Now that our dividend income has stabilized from the big lump-sum we received in 2015, we’ll begin regular updates on our 2016 dividend income. We aim for a monthly income from investments of $4k. More income is always better, but I don’t want our portfolio too optimized for short-term income. That’s a dangerous game that can move you into poor investments.
Ideally we’re looking for a balance between growth and income. $48k a year is 2.4% of our $2M portfolio. I think that’s pretty achievable through dividend income alone, and should give plenty of room for growth. Being able to live off just the dividend income is an important part of our plan: This has an advantage in declining markets (like this year), we won’t have to sell investments “to eat” when everything is down. Instead, we can buy at lower prices with higher returns.
Does Not Compute
You are probably wondering why we have a budget of $48k a year, but last year our regular dividends were only $43,500. Isn’t that a problem?
I don’t think so. Based upon my projections we should be just fine. Here’s why:
- Cash to Invest. We still have significant cash from 2015 we need to invest this year. Once we do that, we’ll be a lot closer to our goal of $48k per year.
- Long Term Plans. This is just our first year at FI/ER. We’re taking things slow and feeling out how it’s going to proceed. Once we get through the first few years of our FI/ER situation we intend to sell our house in our High Cost of Living (HCOL) area, and will move to a Lower Cost of Living area (LCOL). Once we do the “sell/move” we then reinvest the difference. This difference will ensure our long-term success at FI/ER. This is still a long term plan, but over half our current budget is consumed by the house. Yikes! With any luck we can free up close to $800/month.
- Safety Net. We still have a safety net in place. Mrs. Tako has not quit her job (yet), and can contribute what’s needed if we don’t meet our goal. This affords us a lot of wiggle room while we work out little things like healthcare (yes, that’s sarcasm).
Dividends for January 2016
Our dividend numbers for January 2016 ended up like this:
As you can see, we’re only looking at the taxable accounts here. Our plan is to let our tax-free accounts continue to grow and live off of our taxable accounts (for now).
In the table above, you can also see we had to pay foreign taxes for some of those dividends.
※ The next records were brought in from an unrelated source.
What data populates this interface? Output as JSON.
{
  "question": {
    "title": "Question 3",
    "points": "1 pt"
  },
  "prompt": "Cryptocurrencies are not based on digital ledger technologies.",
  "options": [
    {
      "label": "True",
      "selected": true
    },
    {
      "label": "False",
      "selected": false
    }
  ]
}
This is not an optional adjustment, but a mandatory one. Fidelity automatically subtracts that amount from our account when the foreign dividend is paid.
Expenses for January 2016
In January 2016 our expenses were $3539.11. I’m not going to give a line-by-line breakdown of every banana or cell-phone this month…mostly because I’m too lazy to do it by hand!
Once I get my blogging-act together, I’ll have something like Personal Capital, Mint, or maybe YNAB setup to help track it all. Automation is a fantastic thing….but that’s coming soon.
Getting there from here
Obviously $4385.35 is higher than our goal of $4k per month. Our expenses were $3539.11 for the month of January. This gives us a positive difference of $846.24. Fantastic right? Not really…it’s great only on a cash basis. There are several reasons to be cautious:
- This is only one month. Dividend income can be lumpy! February might not be so good….
- Depreciation. We didn’t have any house maintenance or car maintenance expenses in January. Long term I would calculate these to be at least $6k per year in house maintenance (1% of house value) and $2k per year for the car (6% of car value). If I consider these amounts, our spending needs to be a couple hundred *lower* than it was this month.
- Healthcare. We had no health care expenses this month. That’s definitely an “elephant in the room”. More on this in upcoming posts.
- Travel. With our spending this high we have no room for travel. That’s no fun! How are we going to handle travel costs? More on this in upcoming posts also.
That’s it for January 2016. I think we did OK at least on a cash basis, so there’s nothing to worry about (right now).
We still have a few questions to answer, but… Our “long term plan” should free up some additional cash flow for things like maintenance, so I’m not too worried. We still should keep a close eye on our expenses and try to keep them in check. No crazy parties in February! We wouldn’t want to jeopardize our millionaire next door status.
What do you think – am I being overly conservative?
[Image Credit: Flickr]